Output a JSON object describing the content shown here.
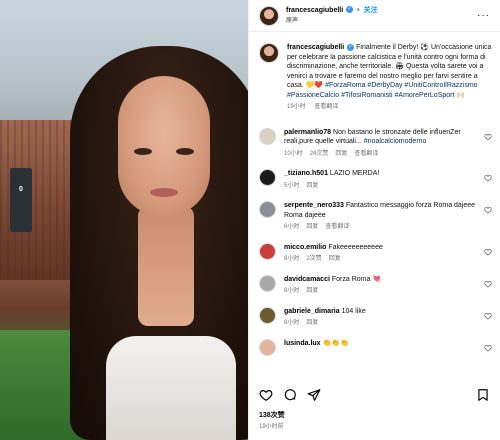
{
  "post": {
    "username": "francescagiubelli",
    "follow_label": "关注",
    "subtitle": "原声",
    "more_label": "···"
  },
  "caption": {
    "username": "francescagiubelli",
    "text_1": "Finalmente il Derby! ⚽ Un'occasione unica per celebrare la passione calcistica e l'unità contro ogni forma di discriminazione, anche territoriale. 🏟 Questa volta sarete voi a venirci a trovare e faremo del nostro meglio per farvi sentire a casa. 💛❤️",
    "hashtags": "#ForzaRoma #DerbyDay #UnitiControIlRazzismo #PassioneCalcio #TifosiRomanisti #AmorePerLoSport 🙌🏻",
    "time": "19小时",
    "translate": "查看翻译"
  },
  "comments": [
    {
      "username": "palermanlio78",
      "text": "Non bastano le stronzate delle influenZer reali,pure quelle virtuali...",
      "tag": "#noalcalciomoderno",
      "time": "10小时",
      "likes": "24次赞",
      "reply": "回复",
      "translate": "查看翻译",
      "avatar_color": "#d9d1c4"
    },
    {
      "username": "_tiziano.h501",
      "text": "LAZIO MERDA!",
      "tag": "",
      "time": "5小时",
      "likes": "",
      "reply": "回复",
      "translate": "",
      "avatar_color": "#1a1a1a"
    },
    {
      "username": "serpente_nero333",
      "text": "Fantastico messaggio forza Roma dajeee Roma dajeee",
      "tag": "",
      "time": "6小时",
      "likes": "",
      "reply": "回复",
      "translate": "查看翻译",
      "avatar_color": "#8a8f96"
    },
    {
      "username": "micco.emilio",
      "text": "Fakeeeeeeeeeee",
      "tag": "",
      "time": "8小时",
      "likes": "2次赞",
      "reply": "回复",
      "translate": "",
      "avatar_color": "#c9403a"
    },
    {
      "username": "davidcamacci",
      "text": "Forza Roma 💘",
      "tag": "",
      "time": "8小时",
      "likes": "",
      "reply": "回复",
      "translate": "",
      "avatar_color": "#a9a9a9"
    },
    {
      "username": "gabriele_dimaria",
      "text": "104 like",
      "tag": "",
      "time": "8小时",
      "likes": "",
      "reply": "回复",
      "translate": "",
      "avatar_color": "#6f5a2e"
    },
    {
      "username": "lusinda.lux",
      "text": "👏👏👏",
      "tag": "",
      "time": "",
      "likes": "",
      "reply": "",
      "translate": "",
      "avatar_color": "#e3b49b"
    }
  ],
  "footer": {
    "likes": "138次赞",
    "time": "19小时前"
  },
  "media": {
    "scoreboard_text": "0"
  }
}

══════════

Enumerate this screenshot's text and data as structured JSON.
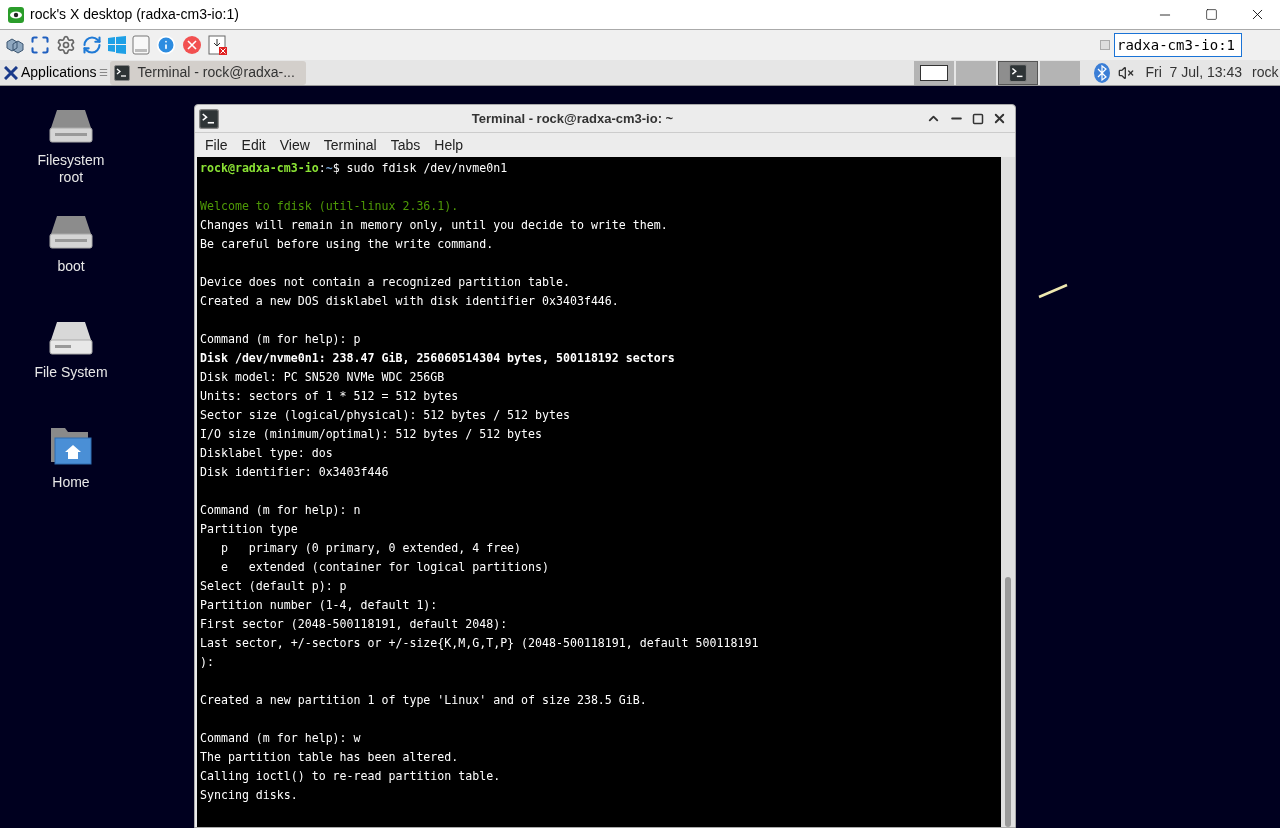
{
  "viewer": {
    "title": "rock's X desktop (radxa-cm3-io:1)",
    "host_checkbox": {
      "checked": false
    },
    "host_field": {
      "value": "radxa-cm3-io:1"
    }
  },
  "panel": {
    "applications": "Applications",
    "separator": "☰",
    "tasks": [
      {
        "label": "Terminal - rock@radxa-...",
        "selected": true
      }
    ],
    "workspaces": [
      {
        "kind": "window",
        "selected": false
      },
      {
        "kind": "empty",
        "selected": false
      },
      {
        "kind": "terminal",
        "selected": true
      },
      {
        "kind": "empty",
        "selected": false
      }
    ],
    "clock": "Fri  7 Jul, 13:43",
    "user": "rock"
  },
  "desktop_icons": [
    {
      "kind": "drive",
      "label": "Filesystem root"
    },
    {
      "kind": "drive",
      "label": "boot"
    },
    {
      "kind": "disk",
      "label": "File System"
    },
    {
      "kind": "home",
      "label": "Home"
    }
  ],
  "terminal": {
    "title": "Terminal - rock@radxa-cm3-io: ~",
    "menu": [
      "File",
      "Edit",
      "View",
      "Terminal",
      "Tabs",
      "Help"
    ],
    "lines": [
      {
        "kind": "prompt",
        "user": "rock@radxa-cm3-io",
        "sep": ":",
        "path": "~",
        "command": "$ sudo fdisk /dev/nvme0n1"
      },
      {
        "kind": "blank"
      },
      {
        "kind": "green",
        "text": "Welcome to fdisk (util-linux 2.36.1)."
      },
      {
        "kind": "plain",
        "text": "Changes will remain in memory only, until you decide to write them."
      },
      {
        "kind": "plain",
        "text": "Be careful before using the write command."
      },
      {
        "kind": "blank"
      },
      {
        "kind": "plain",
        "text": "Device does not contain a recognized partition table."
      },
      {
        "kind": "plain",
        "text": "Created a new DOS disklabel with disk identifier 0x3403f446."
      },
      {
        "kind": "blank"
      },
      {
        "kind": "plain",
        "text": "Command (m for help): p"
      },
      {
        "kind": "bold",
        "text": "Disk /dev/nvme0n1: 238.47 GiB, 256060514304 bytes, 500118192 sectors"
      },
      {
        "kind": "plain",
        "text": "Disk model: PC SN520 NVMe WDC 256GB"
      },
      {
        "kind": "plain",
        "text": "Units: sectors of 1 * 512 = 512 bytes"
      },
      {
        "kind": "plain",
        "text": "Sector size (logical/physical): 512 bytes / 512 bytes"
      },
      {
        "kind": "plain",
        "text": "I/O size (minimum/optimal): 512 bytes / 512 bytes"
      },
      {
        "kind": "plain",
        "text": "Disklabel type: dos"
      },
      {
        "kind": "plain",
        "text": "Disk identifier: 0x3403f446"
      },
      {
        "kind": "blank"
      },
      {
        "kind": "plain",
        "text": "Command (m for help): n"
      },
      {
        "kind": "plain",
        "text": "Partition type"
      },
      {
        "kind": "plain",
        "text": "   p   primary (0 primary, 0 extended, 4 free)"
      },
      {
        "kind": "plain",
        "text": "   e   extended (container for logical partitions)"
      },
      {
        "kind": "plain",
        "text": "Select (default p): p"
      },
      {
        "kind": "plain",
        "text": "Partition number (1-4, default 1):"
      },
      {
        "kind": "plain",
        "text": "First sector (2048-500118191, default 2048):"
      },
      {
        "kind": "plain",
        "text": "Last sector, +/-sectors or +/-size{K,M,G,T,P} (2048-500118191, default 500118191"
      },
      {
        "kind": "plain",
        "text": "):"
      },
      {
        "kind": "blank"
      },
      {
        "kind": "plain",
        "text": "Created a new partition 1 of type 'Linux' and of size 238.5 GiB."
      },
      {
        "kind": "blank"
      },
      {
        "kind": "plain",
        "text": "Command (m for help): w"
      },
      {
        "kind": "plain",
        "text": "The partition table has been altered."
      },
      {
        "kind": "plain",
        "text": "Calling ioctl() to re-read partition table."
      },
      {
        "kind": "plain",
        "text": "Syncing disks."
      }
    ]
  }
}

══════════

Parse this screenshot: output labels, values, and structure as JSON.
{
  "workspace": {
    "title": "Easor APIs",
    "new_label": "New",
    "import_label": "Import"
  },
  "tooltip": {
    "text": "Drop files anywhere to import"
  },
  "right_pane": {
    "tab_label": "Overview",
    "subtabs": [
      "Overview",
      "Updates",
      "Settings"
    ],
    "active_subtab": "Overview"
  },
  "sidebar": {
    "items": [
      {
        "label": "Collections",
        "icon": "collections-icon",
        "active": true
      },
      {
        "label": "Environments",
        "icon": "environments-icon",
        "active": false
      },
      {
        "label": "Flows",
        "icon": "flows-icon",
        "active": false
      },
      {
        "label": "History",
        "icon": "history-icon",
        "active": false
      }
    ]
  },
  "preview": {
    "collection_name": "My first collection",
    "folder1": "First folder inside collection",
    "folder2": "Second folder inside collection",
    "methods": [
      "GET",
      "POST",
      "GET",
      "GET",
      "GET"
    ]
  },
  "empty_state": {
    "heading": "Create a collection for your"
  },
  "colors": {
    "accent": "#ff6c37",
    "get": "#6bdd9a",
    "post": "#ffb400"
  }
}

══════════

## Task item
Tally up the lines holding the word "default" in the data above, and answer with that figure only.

## Solution to this problem
4